Cut stem application
Use this method in areas where vines are established within or around non-target plants or where vines have grown into the canopy.
Cut each vine stem close to the ground (about 2 in. above ground) and immediately apply a 25% solution of glyphosate (such as Accord®) or triclopyr (such as Garlon® 3A) mixed with water to the cut surface of the stem. The glyphosate application is effective at temperatures as low as 40 °F and a subsequent foliar application may be necessary. The triclopyr application remains effective at low temperatures (<60 °F) as long as the ground is not frozen. A subsequent foliar application may be necessary to control new seedlings. Homeowners can apply products like Brush-B-Gone®, Brush Killer® and Roundup Pro® Concentrate undiluted to cut stems. Using a paint brush or a plastic spray bottle, and apply the herbicide to the cut surface.
Caution: Any activities in wetlands (from removing invasives by hand or by applying herbicides) may require a special permit under the Wetlands Protection Act and/or your local bylaws. Be sure to contact your local Conservation Commission before you act.
Use Pesticides Wisely. Always Read The Entire Pesticide Label Carefully, Follow All Mixing And Application Instructions And Wear All Recommended Personal Protective Gear And Clothing. Contact Your State Department Of Agriculture For Any Additional Pesticide Use Requirements, Restrictions Or Recommendations.
Notice: Mention Of Pesticide Products On This Web Site Does Not Constitute Endorsement Of Any Material.
For more information on invasive species in Massachusetts, refer to the Massachusetts Prohibited Plant List at http://www.mass.gov/agr/farmproducts/prohibitedplantlist.htm.
Jill M. Swearingen, National Park Service, Washington, DC
Dirr, Michael A. 1990. Manual of wody landscape plants: their identification, ornamental characteristics, culture, propagation and uses. Stipes Publishing Company, Champaign, IL.

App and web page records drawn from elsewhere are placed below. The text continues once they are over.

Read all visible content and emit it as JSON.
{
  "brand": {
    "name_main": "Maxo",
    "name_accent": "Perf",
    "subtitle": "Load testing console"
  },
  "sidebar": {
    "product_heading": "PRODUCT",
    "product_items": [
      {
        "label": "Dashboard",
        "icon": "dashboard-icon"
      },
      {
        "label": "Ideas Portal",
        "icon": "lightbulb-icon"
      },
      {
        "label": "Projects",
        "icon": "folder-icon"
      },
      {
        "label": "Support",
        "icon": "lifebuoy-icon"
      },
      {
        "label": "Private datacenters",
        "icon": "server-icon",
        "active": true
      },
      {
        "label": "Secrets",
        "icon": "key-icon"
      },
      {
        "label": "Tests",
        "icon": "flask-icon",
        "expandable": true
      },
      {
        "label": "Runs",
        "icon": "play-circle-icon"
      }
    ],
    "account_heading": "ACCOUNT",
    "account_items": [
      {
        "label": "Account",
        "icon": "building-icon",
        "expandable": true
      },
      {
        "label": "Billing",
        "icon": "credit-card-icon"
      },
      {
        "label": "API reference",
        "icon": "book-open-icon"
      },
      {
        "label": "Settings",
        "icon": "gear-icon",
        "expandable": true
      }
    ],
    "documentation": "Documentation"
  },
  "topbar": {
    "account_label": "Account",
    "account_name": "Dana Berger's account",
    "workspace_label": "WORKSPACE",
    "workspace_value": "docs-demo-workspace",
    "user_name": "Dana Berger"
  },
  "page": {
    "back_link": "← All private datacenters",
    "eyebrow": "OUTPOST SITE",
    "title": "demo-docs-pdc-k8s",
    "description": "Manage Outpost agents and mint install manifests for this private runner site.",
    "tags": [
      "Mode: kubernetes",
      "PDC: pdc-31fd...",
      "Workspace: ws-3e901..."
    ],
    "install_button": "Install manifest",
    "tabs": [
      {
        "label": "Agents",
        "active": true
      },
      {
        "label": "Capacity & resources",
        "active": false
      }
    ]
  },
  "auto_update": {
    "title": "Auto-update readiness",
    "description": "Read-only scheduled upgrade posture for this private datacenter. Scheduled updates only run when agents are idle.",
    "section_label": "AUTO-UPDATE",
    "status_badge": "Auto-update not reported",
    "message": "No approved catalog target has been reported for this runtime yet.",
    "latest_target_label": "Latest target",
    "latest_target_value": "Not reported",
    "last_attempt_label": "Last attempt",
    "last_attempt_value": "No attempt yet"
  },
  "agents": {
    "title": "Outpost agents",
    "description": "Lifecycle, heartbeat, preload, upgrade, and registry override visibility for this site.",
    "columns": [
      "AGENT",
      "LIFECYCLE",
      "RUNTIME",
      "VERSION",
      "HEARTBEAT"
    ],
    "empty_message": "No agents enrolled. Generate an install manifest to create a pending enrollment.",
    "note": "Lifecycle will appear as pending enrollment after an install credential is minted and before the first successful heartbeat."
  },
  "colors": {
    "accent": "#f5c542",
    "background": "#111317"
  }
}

Dreyer, G. 1988. Efficacy of triclopyr in rootkilling Oriental bittersweet and certain other woody weeds. Proceedings of the Northeastern Weed Science Society Vol. 42:120-121.
Gleason, H.A. and A. Cronquist. 1991. Manual of vascular plants of northeastern United States and adjacent Canada, 2nd ed. New York Botanical Garden. pp 328-9.

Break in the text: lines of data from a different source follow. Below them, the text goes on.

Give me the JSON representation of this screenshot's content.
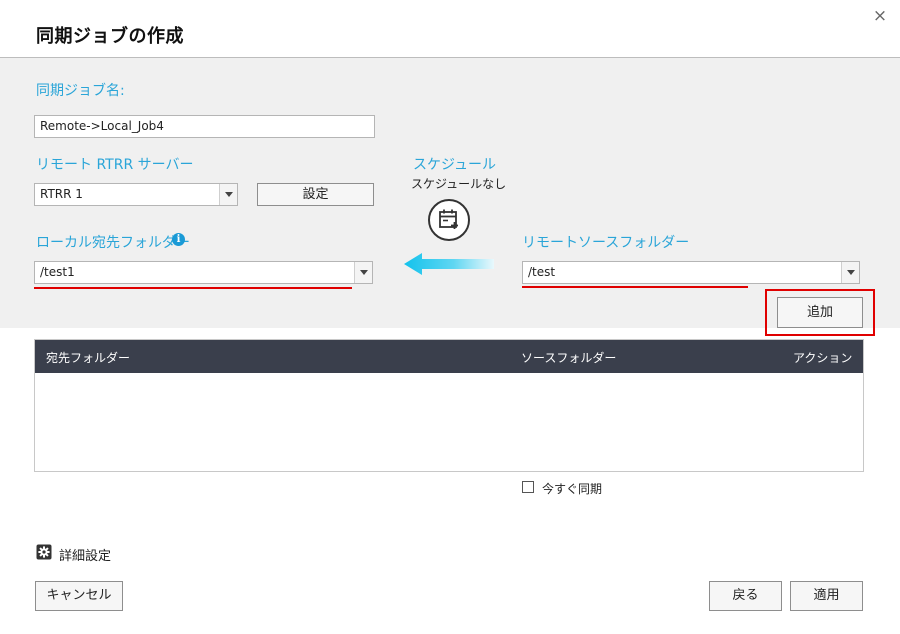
{
  "dialog": {
    "title": "同期ジョブの作成",
    "close_glyph": "×"
  },
  "job_name": {
    "label": "同期ジョブ名:",
    "value": "Remote->Local_Job4"
  },
  "server": {
    "label": "リモート RTRR サーバー",
    "selected": "RTRR 1",
    "settings_button": "設定"
  },
  "schedule": {
    "label": "スケジュール",
    "status": "スケジュールなし",
    "icon": "calendar-add-icon"
  },
  "local_folder": {
    "label": "ローカル宛先フォルダー",
    "info_glyph": "i",
    "selected": "/test1"
  },
  "remote_folder": {
    "label": "リモートソースフォルダー",
    "selected": "/test"
  },
  "add_button": "追加",
  "table": {
    "columns": [
      "宛先フォルダー",
      "ソースフォルダー",
      "アクション"
    ],
    "rows": []
  },
  "sync_now": {
    "label": "今すぐ同期",
    "checked": false
  },
  "advanced": {
    "label": "詳細設定",
    "icon": "gear-icon"
  },
  "footer": {
    "cancel": "キャンセル",
    "back": "戻る",
    "apply": "適用"
  },
  "colors": {
    "accent_blue": "#2aa5d8",
    "highlight_red": "#e00000",
    "table_header": "#3a3f4c",
    "arrow_cyan": "#1ec8ee"
  }
}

Harty, Francis M. 1993. How Illinois kicked the exotic species habit. Pp. 195-209. In B.N. McKnight (ed.), Biological Pollution, Indiana Acad. Sci., Indianapolis, IN. 261 pp.
Hutchinson, M. 1992. Vegetation management guideline: round-leaved bittersweet (Celastrus orbiculatus). Natural Areas Journal 12:161.
McNab, W.H. and M. Meeker. 1987. Oriental bittersweet: a growing threat to hard-wood silviculture in the Appalachians. Northern Journal of Applied Forestry 4:174-177.
Shepard, C. 1996. Invasive Plant Information Sheet: Asiatic Bittersweet (Celastrus orbiculatus Thunb.). The Nature Conservancy, Connecticut Chapter, Hartford, CT.
Southeast Exotic Pest Plant Council. 2003. Invasive Plant Manual. http://www.se-eppc.org/manual/bittersweet.html
Swearingen, J. 2009. WeedUS Database of Plants Invading Natural Areas in the United States: Oriental Bittersweet (Celastrus orbiculatus). http://www.invasiveplantatlas.org/subject.html?sub=3012
The Nature Conservancy. Oriental Bittersweet: Element Stewardship Abstract. In: Wildland Weeds Management & Research Program, Weeds on the Web. http://www.imapinvasives.org/GIST/ESA/
USDA, NRCS. 2009. The PLANTS Database http://plants.usda.gov/ National Plant Data Center, Baton Rouge, LA 70874-4490 USA.
Virginia Native Plant Society. 1995. Invasive Alien Plant Species of Virginia: Oriental Bittersweet (Celastrus orbiculatus Thunb.). Virginia Department of Conservation and Recreation. http://www.state.va.us/~dcr/dnh/invcela.htm
Species Management and Control Information http://www.dcnr.state.pa.us/forestry/invasivetutorial/Oriental_bittersweet_M_C.htm
Southeast Exotic Pest Plant Council - Invasive Plant Manual - Oriental bittersweet. http://www.se-eppc.org/manual/bittersweet.html - 2003
Plant Conservation Alliance, Alien Plant Working Group http://www.nps.gov/plants/alien/index.htm